Hospital IT bill soaring

Network upgrades at Palmerston North Hospital will cost an extra $1.3 million after the scope of the proposed system overhaul was found to have been underestimated.

It will now cost $4.1m to upgrade the hospital's vulnerable computer network, wireless internet and telephony infrastructure, the MidCentral District Health Board was told this week.

The board began moving to upgrade its system in August 2012 when it approved $2.7m for upgrading the wireless and telephony infrastructure.

The funding also included a "like for like" replacement local area network to support the hospital's computers.

But just months later, in May 2013, the network suffered two total power failures in one day, forcing clinicians to cancel outpatient appointments because critical information systems were unavailable.

An immediate review of the system, and of the system upgrade proposed in 2012, was undertaken.

It found the system did not provide the resilience to recover from failure, or it would be unable to operate if one part failed.

The proposed "like for like" local area network was also found to be a failure, while the proposed upgrade of wireless and telephony infrastructure was considered fit for purpose.
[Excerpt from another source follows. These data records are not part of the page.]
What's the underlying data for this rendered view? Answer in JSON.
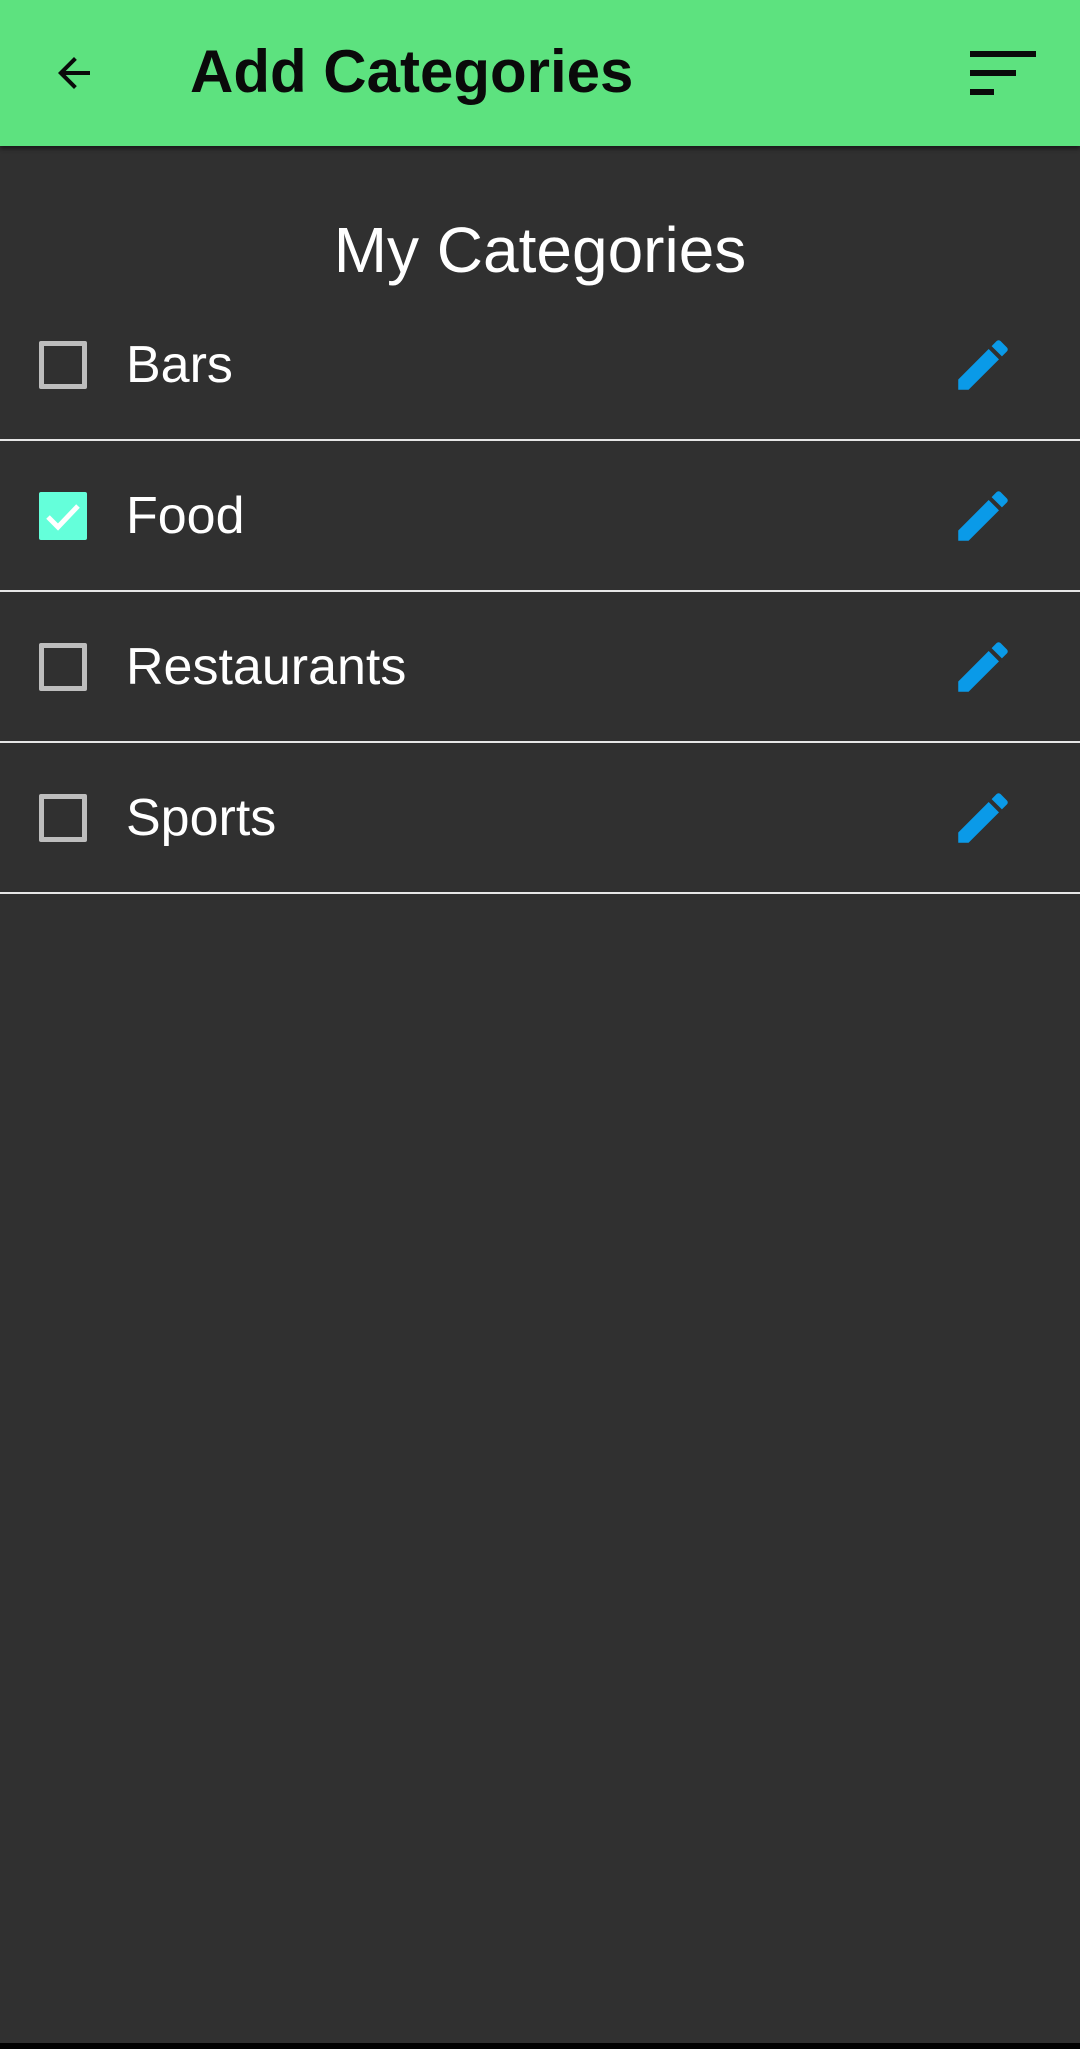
{
  "app_bar": {
    "title": "Add Categories",
    "back_icon": "arrow-left-icon",
    "sort_icon": "sort-icon",
    "background": "#5de27f"
  },
  "section": {
    "title": "My Categories"
  },
  "categories": [
    {
      "label": "Bars",
      "checked": false
    },
    {
      "label": "Food",
      "checked": true
    },
    {
      "label": "Restaurants",
      "checked": false
    },
    {
      "label": "Sports",
      "checked": false
    }
  ],
  "colors": {
    "background": "#303030",
    "checkbox_checked": "#64ffda",
    "checkbox_unchecked": "#bdbdbd",
    "edit_icon": "#0a9ae8",
    "divider": "#e6e6e6"
  },
  "icons": {
    "edit": "pencil-icon",
    "check": "check-icon"
  }
}
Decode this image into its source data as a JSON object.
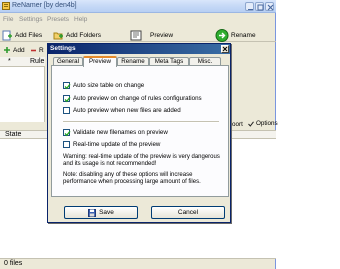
{
  "app": {
    "title": "ReNamer [by den4b]"
  },
  "menu": [
    "File",
    "Settings",
    "Presets",
    "Help"
  ],
  "toolbar": {
    "add_files": "Add Files",
    "add_folders": "Add Folders",
    "preview": "Preview",
    "rename": "Rename"
  },
  "rules_bar": {
    "add": "Add",
    "remove": "R"
  },
  "rules_table": {
    "col_num": "*",
    "col_rule": "Rule"
  },
  "files_bar": {
    "sort": "oort",
    "options": "Options"
  },
  "files_table": {
    "col_state": "State"
  },
  "status": {
    "files_count": "0 files"
  },
  "dialog": {
    "title": "Settings",
    "tabs": [
      "General",
      "Preview",
      "Rename",
      "Meta Tags",
      "Misc."
    ],
    "active_tab": "Preview",
    "options": [
      {
        "label": "Auto size table on change",
        "checked": true
      },
      {
        "label": "Auto preview on change of rules configurations",
        "checked": true
      },
      {
        "label": "Auto preview when new files are added",
        "checked": false
      },
      {
        "label": "Validate new filenames on preview",
        "checked": true
      },
      {
        "label": "Real-time update of the preview",
        "checked": false
      }
    ],
    "warning": "Warning: real-time update of the preview is very dangerous and its usage is not recommended!",
    "note": "Note: disabling any of these options will increase performance when processing large amount of files.",
    "save_label": "Save",
    "cancel_label": "Cancel"
  },
  "colors": {
    "accent": "#0a246a",
    "tab_highlight": "#e68b2c",
    "check": "#21a121"
  }
}
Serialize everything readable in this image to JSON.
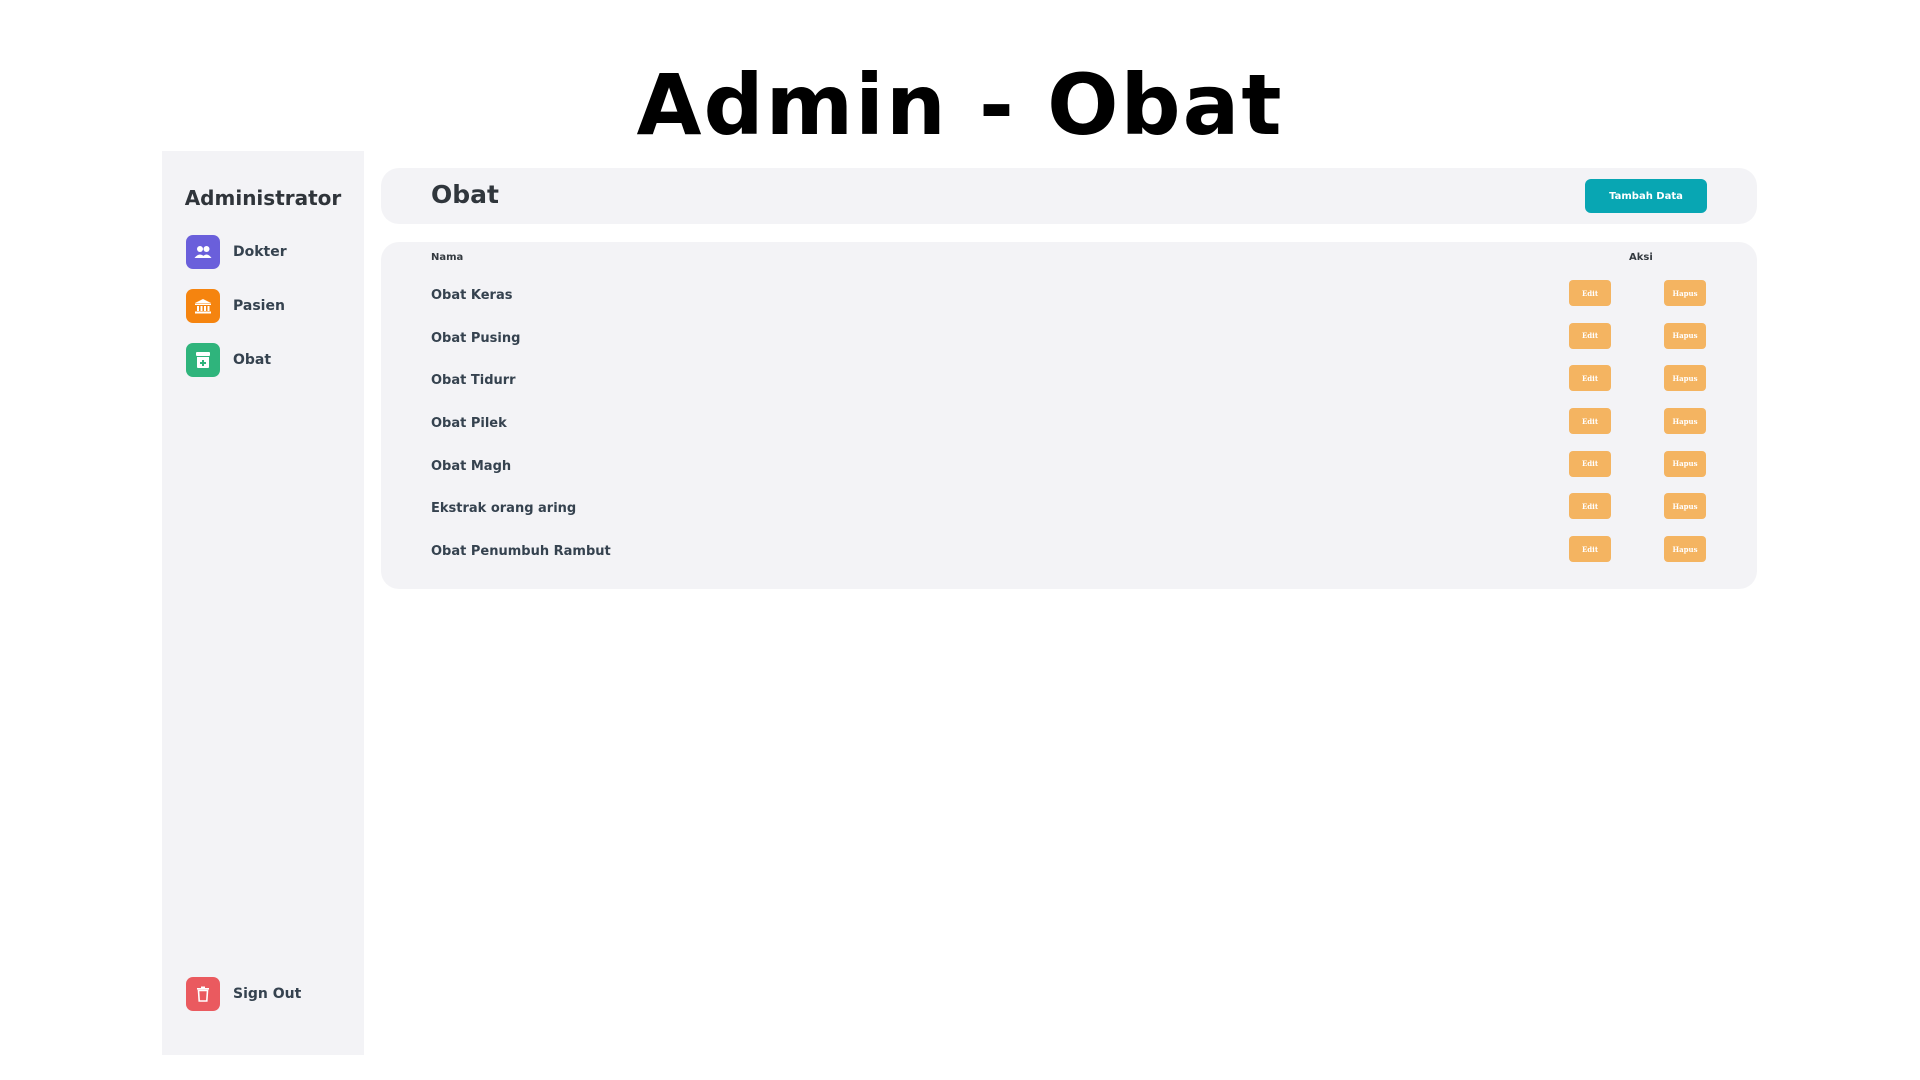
{
  "page": {
    "title": "Admin - Obat"
  },
  "sidebar": {
    "title": "Administrator",
    "items": [
      {
        "label": "Dokter",
        "icon": "users-icon",
        "color": "#6a5fdb"
      },
      {
        "label": "Pasien",
        "icon": "bank-icon",
        "color": "#f5840f"
      },
      {
        "label": "Obat",
        "icon": "medicine-icon",
        "color": "#2fb47c"
      }
    ],
    "signout": {
      "label": "Sign Out",
      "icon": "trash-icon",
      "color": "#ea5a5f"
    }
  },
  "header": {
    "title": "Obat",
    "add_button_label": "Tambah Data",
    "add_button_color": "#08a6b3"
  },
  "table": {
    "columns": {
      "name": "Nama",
      "action": "Aksi"
    },
    "edit_label": "Edit",
    "delete_label": "Hapus",
    "button_color": "#f4b461",
    "rows": [
      {
        "name": "Obat Keras"
      },
      {
        "name": "Obat Pusing"
      },
      {
        "name": "Obat Tidurr"
      },
      {
        "name": "Obat Pilek"
      },
      {
        "name": "Obat Magh"
      },
      {
        "name": "Ekstrak orang aring"
      },
      {
        "name": "Obat Penumbuh Rambut"
      }
    ]
  }
}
Telecommunications Users Association New Zealand (TUANZ) chief executive Paul Brislen said it was vital to have the right IT services and support in the health system.

"It's an essential service these days - it wasn't that long ago that if the phones were down it was OK, everyone just got on," he said.

"These days when the phones go down it takes out the data connectivity as well and that means you can't do a lot of the things we used to do by paper, we just don't have the manual back-ups.

"So you've really got no choice but to rely entirely on the technology and that means you've got to make sure you've got a lot of redundancy and capacity to make sure nothing goes wrong."

The redesigned solution, expected to take the hospital well into the future, will support internet access for patients, high-quality video conferencing, future applications like internet TV, voice-over IP telephony and internet-based learning programmes.

Early indications show about $1.5m of investment is also expected over three years, including fibre-optic cabling, network cabling and communications closets.

A business case will be submitted in 2014 to address these areas.

Mr Brislen said it wasn't uncommon for companies to go out to tender for something they thought was adequate without asking the applicants what they thought was ideal.

"In most cases a lot of the scope would be directed by the choices the people putting out the tender make.

"So if they think they just need a like-for-like upgrade, everyone will be quoting just on what that is," he said.

MidCentral District Health Board representatives were unavailable to comment.

Manawatu Standard